Meanwhile, over the past 18 months, Sarah and I had slowly been working our way into an increasingly prominent on-air role at the radio station. “The Hot Tin Roof” had gone from a two hour show at midnight on a Friday night, to a two hour show at 10pm on a Tuesday, to a three hour show on a Saturday morning. We’d also become the regular fill-ins for the breakfast show, meaning we had a regular weekday breakfast spot three or four times a year.
The first time one of these breakfast spots came up while living at The Tuscan Quarter, I panicked a little. Four weeks of 4am starts. This meant no buses, and no extra time to walk. I just had to hope that nobody would park in the driveway during those four weeks.

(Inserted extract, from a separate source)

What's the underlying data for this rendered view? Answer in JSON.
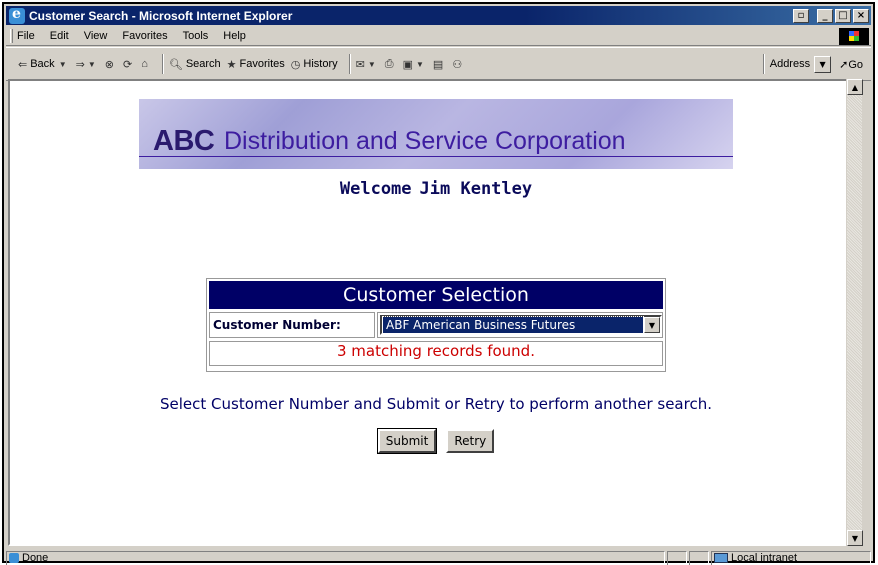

Helpfully, I stuck a sign to my garage door. “Hi! Please don’t park in front of this door: my car is a giant station wagon with no power steering and I can’t get it out if your car is parked there, and I’m about to start early morning shift work. Thank you!” It was polite and inoffensive. If anything, it was a bit naff, but I hoped it would do the trick.
On my VERY FIRST MORNING FILLING IN ON A CAPITAL CITY’S NUMBER ONE RATING RADIO STATION BREAKFAST SHOW, I found myself blocked in, and I didn’t know whose car it was. I was so upset that I was at risk of screwing up one of the greatest career opportunities I had ever been given, I did the only thing I could think of: I honked my horn.
Well, “honk” isn’t really the right word. To describe it more accurately: I hoooooooooooooooooooooooooooooooooooooooooooooooooooonked it. It was about forty-five seconds of long, continuous honk, at 4:15am. And 1981 Commodores do not have pretty sounding horns.
My entire life, I have endeavoured to be good. To not be mean, or demanding, or troublesome. But for those forty-five seconds, I was a total fuckbag.
If you accept that previous sentence is true, then what followed was a complete cock-up on the universe’s part: the only person awoken by my fuckbag honking was the very person whose car it was. He opened their apartment door, saw the situation, and immediately without a word, moved their car. Not a single person in the building ever once admonished me for the honking. It wasn’t even acknowledged. But for as long as I lived at The Tuscan Quarter, no one ever parked me in again. So, essentially, being a fuckbag got me exactly what I wanted.
I wish I’d been smart enough to take that lesson to heart. I could be a magnificently wealthy, successful, feared and respected fuckbag by now.
*While Sarah and I were a duo, “The Hot Tin Roof” was always a trio, because neither of us ever learnt how to actually panel the studio desk. We needed an anchor. The upshot of this is every other announcer on B105’s payroll was lumped with us at least once, tasked with doing all the stuff we had no idea how to do, like pressing buttons and telling the time. Over two years, we were “The Hot Tin Roof with Chris, Sarah and…” Matt, Buggy, Jordo, Deano, JP, Kez, Whippy and Lowie. (Yes, I had a favourite. No, I won’t tell you who.) Of these TEN people, only three still work in radio, and none of those three work in regular on air roles, which I think makes The Hot Tin Roof the Ted McGinley of radio shows.